Many people dream of having a picture-perfect garden just outside their doorstep, with the total money and time invested into gardening for most people continuing to grow year after year (per Axiom). But no matter how hard you try to keep up with your garden, some of the most important factors can be outside of your control. For example, the angle of your house may block sunlight from reaching your garden, or an old oak tree may cast heavy shade over your whole backyard. In general, you'll have a more successful garden if you choose plants that can tolerate your natural environment, but it can be challenging to find beautiful flowers that grow perfectly in shade. Many flowering plants, especially native ones, prefer full or partial sunlight and will provide their best blooms only in ideal light conditions. But if you have a dark, shady backyard, you're not completely out of luck, as one flowering plant will thrive in the cool corners of your garden space: the twinleaf flower. 

Named for its uniquely-shaped twin leaves, the twinleaf is a happy camper when it comes to shady conditions. Plus, it's native to North America and provides eye-catching white blooms with yellow centers. Here's why twinleaf is an excellent choice for shady gardens and how you can help this elegant plant thrive in your yard. 

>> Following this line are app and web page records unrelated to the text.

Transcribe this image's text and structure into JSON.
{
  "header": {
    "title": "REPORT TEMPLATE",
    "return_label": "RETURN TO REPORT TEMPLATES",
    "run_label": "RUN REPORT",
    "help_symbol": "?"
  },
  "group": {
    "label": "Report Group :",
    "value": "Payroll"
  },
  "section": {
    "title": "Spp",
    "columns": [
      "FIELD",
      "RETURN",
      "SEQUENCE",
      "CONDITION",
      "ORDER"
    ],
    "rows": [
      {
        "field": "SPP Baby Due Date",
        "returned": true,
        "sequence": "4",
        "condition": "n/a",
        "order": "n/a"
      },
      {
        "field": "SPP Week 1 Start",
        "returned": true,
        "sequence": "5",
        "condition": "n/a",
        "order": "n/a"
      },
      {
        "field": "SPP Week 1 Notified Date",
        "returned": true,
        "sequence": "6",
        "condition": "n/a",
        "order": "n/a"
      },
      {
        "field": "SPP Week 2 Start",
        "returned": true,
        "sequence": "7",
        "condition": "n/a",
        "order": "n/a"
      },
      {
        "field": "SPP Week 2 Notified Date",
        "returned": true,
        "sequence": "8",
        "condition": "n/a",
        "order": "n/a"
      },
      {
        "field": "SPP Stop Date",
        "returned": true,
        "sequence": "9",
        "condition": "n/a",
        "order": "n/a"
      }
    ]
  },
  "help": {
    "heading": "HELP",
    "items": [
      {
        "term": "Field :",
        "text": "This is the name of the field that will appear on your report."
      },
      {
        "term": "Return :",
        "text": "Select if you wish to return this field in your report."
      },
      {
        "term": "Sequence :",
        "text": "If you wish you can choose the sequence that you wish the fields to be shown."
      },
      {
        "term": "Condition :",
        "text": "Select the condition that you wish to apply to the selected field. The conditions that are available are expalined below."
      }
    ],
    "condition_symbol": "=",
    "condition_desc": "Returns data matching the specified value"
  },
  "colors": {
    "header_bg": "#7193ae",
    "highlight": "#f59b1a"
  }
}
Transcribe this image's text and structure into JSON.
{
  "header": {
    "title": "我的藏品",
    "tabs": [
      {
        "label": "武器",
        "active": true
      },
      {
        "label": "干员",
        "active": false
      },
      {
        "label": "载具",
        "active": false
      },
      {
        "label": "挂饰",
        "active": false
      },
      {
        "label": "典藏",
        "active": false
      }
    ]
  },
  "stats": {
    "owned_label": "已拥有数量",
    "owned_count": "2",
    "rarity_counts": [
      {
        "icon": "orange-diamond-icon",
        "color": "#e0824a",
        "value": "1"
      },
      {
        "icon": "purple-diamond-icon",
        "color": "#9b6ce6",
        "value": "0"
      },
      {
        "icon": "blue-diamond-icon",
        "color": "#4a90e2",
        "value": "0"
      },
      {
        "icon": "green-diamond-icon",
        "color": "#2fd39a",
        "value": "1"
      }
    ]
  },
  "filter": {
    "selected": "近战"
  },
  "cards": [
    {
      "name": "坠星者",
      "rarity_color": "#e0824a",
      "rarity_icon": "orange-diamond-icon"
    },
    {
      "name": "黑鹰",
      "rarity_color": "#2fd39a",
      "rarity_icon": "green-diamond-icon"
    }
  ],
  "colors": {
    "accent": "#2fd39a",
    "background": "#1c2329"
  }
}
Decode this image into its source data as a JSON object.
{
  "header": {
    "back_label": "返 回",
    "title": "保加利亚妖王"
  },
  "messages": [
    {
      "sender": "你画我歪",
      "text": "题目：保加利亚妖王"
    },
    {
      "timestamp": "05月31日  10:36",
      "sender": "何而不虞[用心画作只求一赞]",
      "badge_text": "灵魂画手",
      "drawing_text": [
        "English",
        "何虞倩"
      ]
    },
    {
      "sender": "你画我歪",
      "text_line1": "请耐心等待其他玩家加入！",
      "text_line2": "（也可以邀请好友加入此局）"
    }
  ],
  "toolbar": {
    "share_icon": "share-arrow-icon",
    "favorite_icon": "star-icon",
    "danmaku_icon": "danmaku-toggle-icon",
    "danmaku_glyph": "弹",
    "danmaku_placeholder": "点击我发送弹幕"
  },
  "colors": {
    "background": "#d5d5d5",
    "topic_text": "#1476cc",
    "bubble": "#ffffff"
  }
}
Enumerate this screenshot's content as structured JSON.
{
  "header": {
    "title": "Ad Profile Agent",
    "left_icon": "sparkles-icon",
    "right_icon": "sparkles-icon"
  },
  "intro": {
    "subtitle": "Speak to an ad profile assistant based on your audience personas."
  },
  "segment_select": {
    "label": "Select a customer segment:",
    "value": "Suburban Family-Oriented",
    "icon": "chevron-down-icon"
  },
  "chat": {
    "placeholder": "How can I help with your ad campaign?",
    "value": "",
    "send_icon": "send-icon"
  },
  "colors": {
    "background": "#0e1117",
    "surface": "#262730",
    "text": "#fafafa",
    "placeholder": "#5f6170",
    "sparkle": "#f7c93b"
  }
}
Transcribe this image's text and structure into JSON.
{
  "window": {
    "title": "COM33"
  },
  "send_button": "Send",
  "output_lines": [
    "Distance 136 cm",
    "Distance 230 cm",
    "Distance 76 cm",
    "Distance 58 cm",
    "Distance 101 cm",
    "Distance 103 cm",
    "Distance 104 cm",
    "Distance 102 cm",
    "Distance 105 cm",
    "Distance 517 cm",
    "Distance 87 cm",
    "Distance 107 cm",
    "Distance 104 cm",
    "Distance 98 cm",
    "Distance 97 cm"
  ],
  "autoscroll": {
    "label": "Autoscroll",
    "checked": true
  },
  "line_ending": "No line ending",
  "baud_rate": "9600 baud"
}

Twinleaf will make you do a double-take

Twinleaf, or Jeffersonia diphylla, is a herbaceous perennial plant that is native to North America. More specifically, this plant thrives in the eastern half of the United States, from Minnesota to New York and down to Alabama and Georgia. Besides Jeffersonia diphylla, the only other species of twinleaf in the world, Jeffersonia dubia, is found in Japan, so this native North American plant is really quite special. Jeffersonia diphylla is hardy in USDA zones 4 to 9 and grows to be just under 18 inches tall, making it one of the coolest ground cover plants that thrive around tree roots

Twinleaf plants have a unique look because their leaves mirror each other, almost like a pair of lungs or the wings of a bright green butterfly. The flowers of twinleaf appear in April through May and look like one crisp white flower with about eight oblong, rounded petals and a yellow center. Each flower grows on its own leafless stalk, which juts out from the leaves of the plant. The bright white blooms make twinleaf an excellent aesthetic choice for shady areas, where they can reflect some light and joy into the space. These blooms can also attract pollinators to your garden. Historically, Native Americans used this plant for medicinal treatments, but some now believe that it could be toxic, so it's best to keep this as an ornamental flower. 

Growing and encouraging twinleaf flowers

Because it is native to the United States, caring for a twinleaf plant in your garden is pretty simple. This low-maintenance plant needs moist and well-draining soil, and it won't tolerate scalding sunlight or droughts very well. A location with less than 3 hours of bright light per day is ideal, so your twinleaf should only receive direct sunlight during sunrise or sunset, if at all. It's actually better to over-shade your twinleaf than to under-shade it. This is because twinleaf plants are resilient in heavy shading, so they'll thrive beneath trees, shrubs, and other vegetation and grow into dense, bushy groundcover.

Getting your twinleaf to bloom shouldn't require too much effort on your part, as long as the right environmental conditions are met. Prepping your soil for successful planting can help to ensure your twinleaf has the nutrients it needs to bloom. These plants prefer the soil to be slightly-acidic and rich in organic matter, so adding organic compost to your garden bed is a good way to encourage blooms. Water your twinleaf plant regularly to keep the soil moist but never soggy. Guard against rabbits if needed, and stay persistent with weed removal so your twinleaf doesn't have to compete for space in the garden. If all goes well, the blooms will produce pitcher-like capsules that pop open when ripe and contain seeds, which you can replant if desired.